Napoleon’s Egyptian-style cloak or burnous, early-19th century, taken from his carriage after the Battle of Waterloo.
C.1820. Felt, silk, silk brocade, silver thread, braid & tinsel.
A red felt cloak or burnous with hood; embroidered and appliqued with silver thread and braid borders of trefoils, and elaborate scrolls and arabesques around the hood and breast, with tinsel tassels attached. The cloak is lined with yellow silk brocade woven with pink roses and appliqued around the opening with purple silk lozenges on red felt, to represent a displayed Imperial eagle.
Contemporary biographies, and other works, including Tolstoy’s War and Peace, describe Napoleon wearing a cloak of this nature during his campaigns in Egypt in the 1790s. The design is inspired by the North African burnous, traditionally worn by Berbers, although this cloak was probably made in France.

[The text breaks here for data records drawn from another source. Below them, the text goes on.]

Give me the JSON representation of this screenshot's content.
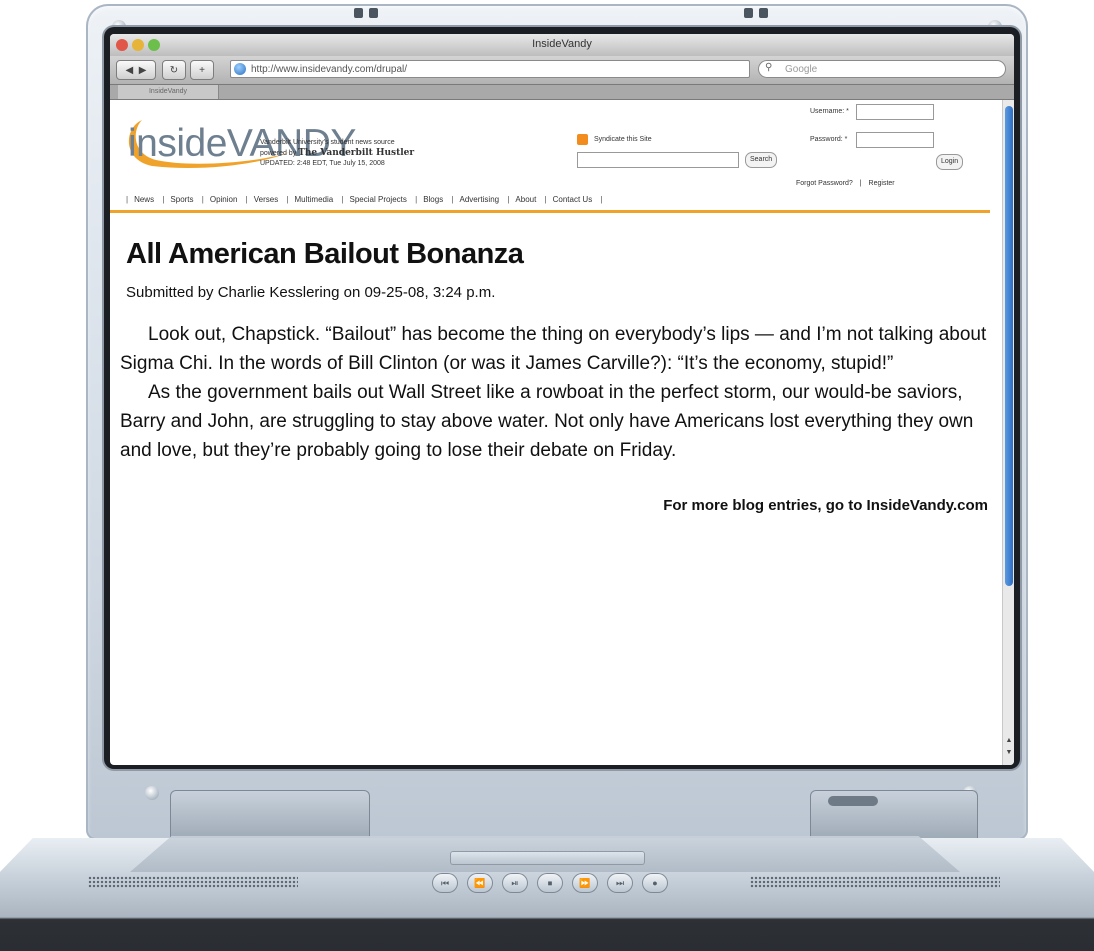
{
  "browser": {
    "window_title": "InsideVandy",
    "url": "http://www.insidevandy.com/drupal/",
    "search_placeholder": "Google",
    "tab_label": "InsideVandy"
  },
  "site": {
    "logo_text": "insideVANDY",
    "tagline_line1": "Vanderbilt University's student news source",
    "tagline_line2_prefix": "powered by",
    "tagline_paper": "The Vanderbilt Hustler",
    "tagline_line3": "UPDATED: 2:48 EDT, Tue July 15, 2008",
    "syndicate_label": "Syndicate this Site",
    "search_button": "Search",
    "username_label": "Username: *",
    "password_label": "Password: *",
    "login_button": "Login",
    "forgot_password": "Forgot Password?",
    "register": "Register",
    "nav": [
      "News",
      "Sports",
      "Opinion",
      "Verses",
      "Multimedia",
      "Special Projects",
      "Blogs",
      "Advertising",
      "About",
      "Contact Us"
    ]
  },
  "article": {
    "title": "All American Bailout Bonanza",
    "byline": "Submitted by Charlie Kesslering on 09-25-08, 3:24 p.m.",
    "paragraphs": [
      "Look out, Chapstick. “Bailout” has become the thing on everybody’s lips — and I’m not talking about Sigma Chi. In the words of Bill Clinton (or was it James Carville?): “It’s the economy, stupid!”",
      "As the government bails out Wall Street like a rowboat in the perfect storm, our would-be saviors, Barry and John, are struggling to stay above water. Not only have Americans lost everything they own and love, but they’re probably going to lose their debate on Friday."
    ],
    "more_link": "For more blog entries, go to InsideVandy.com"
  },
  "colors": {
    "nav_rule": "#f0a32a",
    "logo": "#6e7f90",
    "scroll_thumb": "#2f6fc4"
  },
  "icons": [
    "traffic-light-close-icon",
    "traffic-light-minimize-icon",
    "traffic-light-zoom-icon",
    "back-icon",
    "forward-icon",
    "reload-icon",
    "add-bookmark-icon",
    "globe-icon",
    "search-magnifier-icon",
    "rss-icon",
    "scroll-up-icon",
    "scroll-down-icon"
  ]
}
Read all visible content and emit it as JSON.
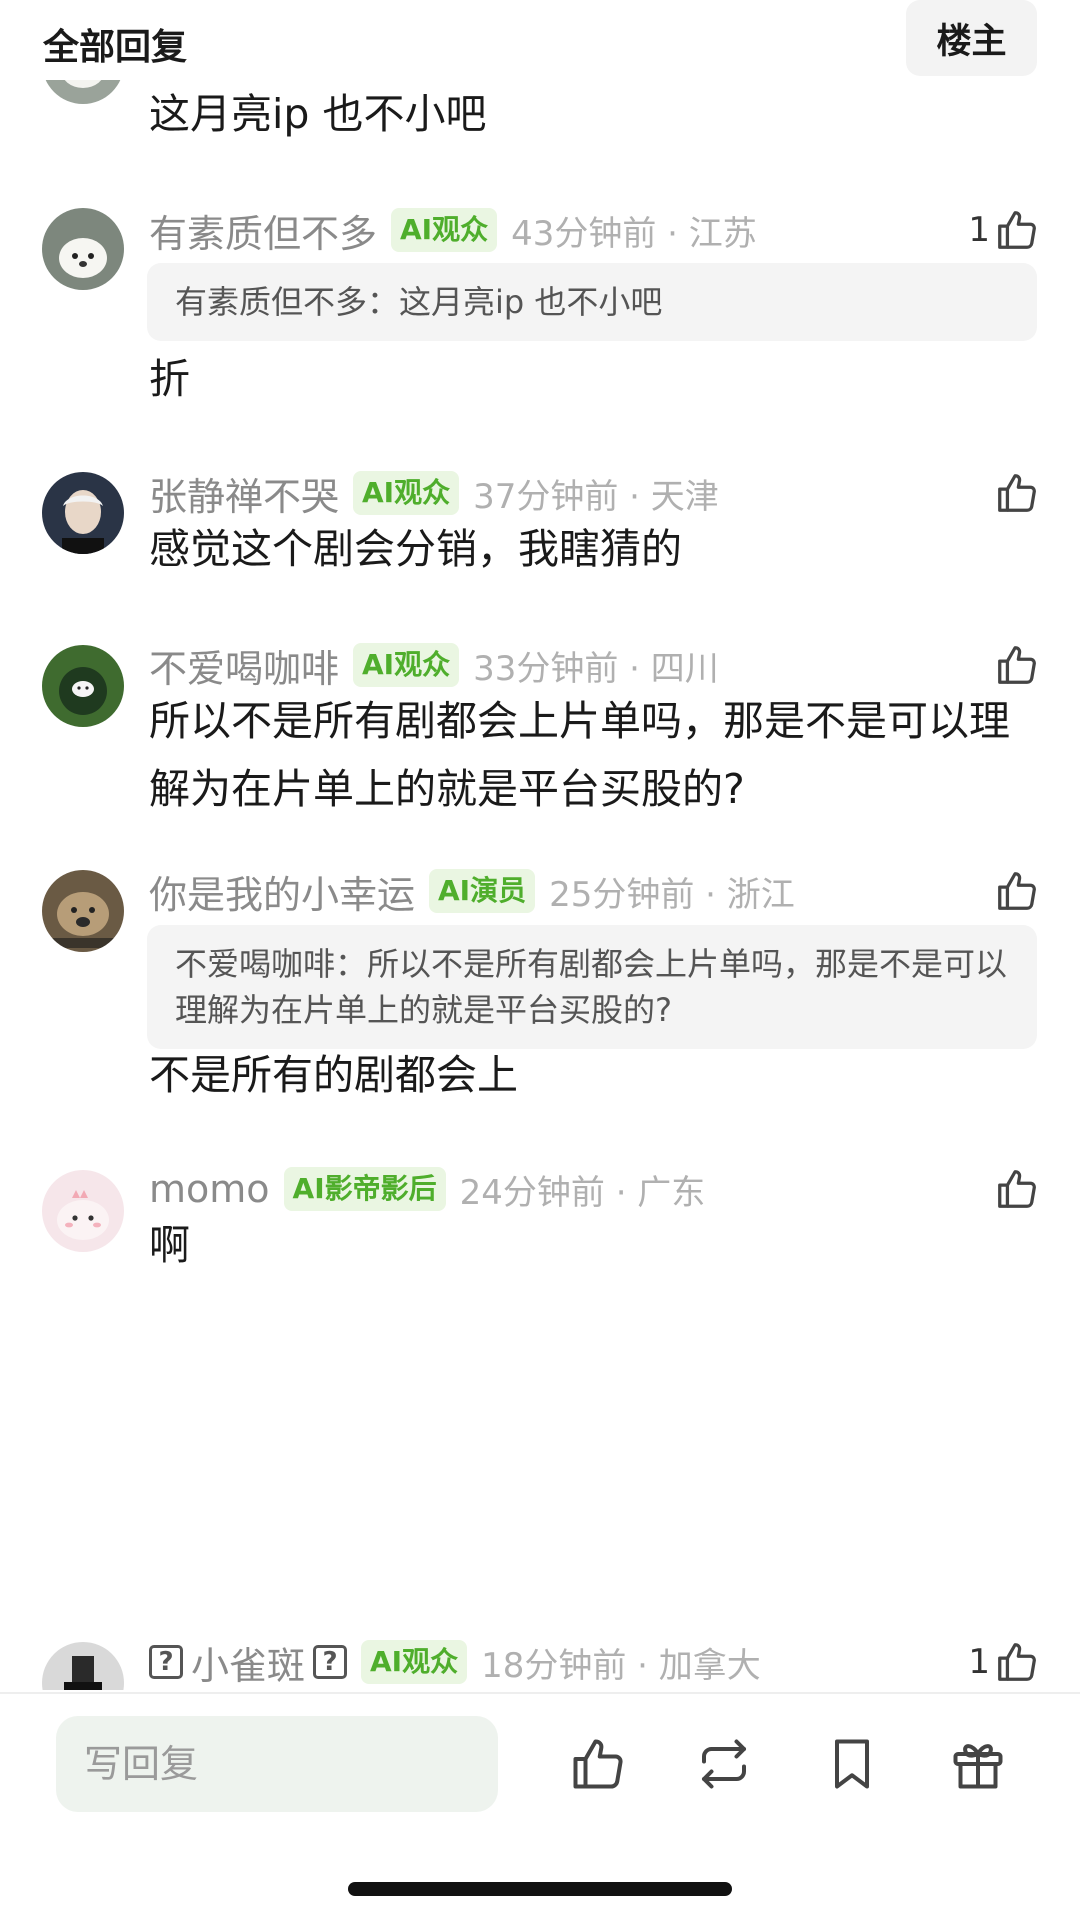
{
  "header": {
    "title": "全部回复",
    "owner_button": "楼主"
  },
  "comments": [
    {
      "body": "这月亮ip 也不小吧"
    },
    {
      "username": "有素质但不多",
      "badge": "AI观众",
      "meta": "43分钟前 · 江苏",
      "likes": "1",
      "quote": "有素质但不多：这月亮ip 也不小吧",
      "body": "折"
    },
    {
      "username": "张静禅不哭",
      "badge": "AI观众",
      "meta": "37分钟前 · 天津",
      "body": "感觉这个剧会分销，我瞎猜的"
    },
    {
      "username": "不爱喝咖啡",
      "badge": "AI观众",
      "meta": "33分钟前 · 四川",
      "body": "所以不是所有剧都会上片单吗，那是不是可以理解为在片单上的就是平台买股的?"
    },
    {
      "username": "你是我的小幸运",
      "badge": "AI演员",
      "meta": "25分钟前 · 浙江",
      "quote": "不爱喝咖啡：所以不是所有剧都会上片单吗，那是不是可以理解为在片单上的就是平台买股的?",
      "body": "不是所有的剧都会上"
    },
    {
      "username": "momo",
      "badge": "AI影帝影后",
      "meta": "24分钟前 · 广东",
      "body": "啊"
    },
    {
      "username": "小雀斑",
      "badge": "AI观众",
      "meta": "18分钟前 · 加拿大",
      "likes": "1",
      "name_marks": [
        "?",
        "?"
      ]
    }
  ],
  "bottom_bar": {
    "reply_placeholder": "写回复",
    "icons": [
      "thumbs-up-icon",
      "repost-icon",
      "bookmark-icon",
      "gift-icon"
    ]
  },
  "colors": {
    "badge_text": "#4fae2c",
    "badge_bg": "#eaf6e2",
    "username": "#8a8a8a",
    "meta": "#b0b0b0",
    "quote_bg": "#f4f4f4"
  }
}
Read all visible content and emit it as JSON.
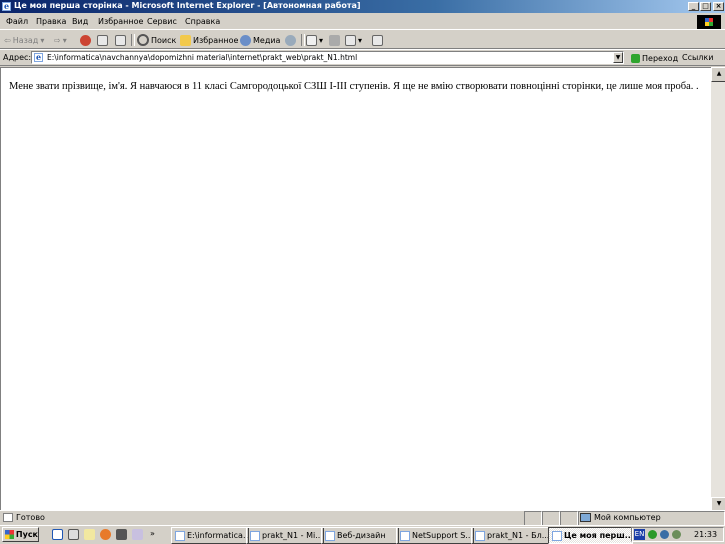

It was seized from Napoleon’s baggage train at the field of Waterloo, following the defeat of the Emperor. | Royal Collection Trust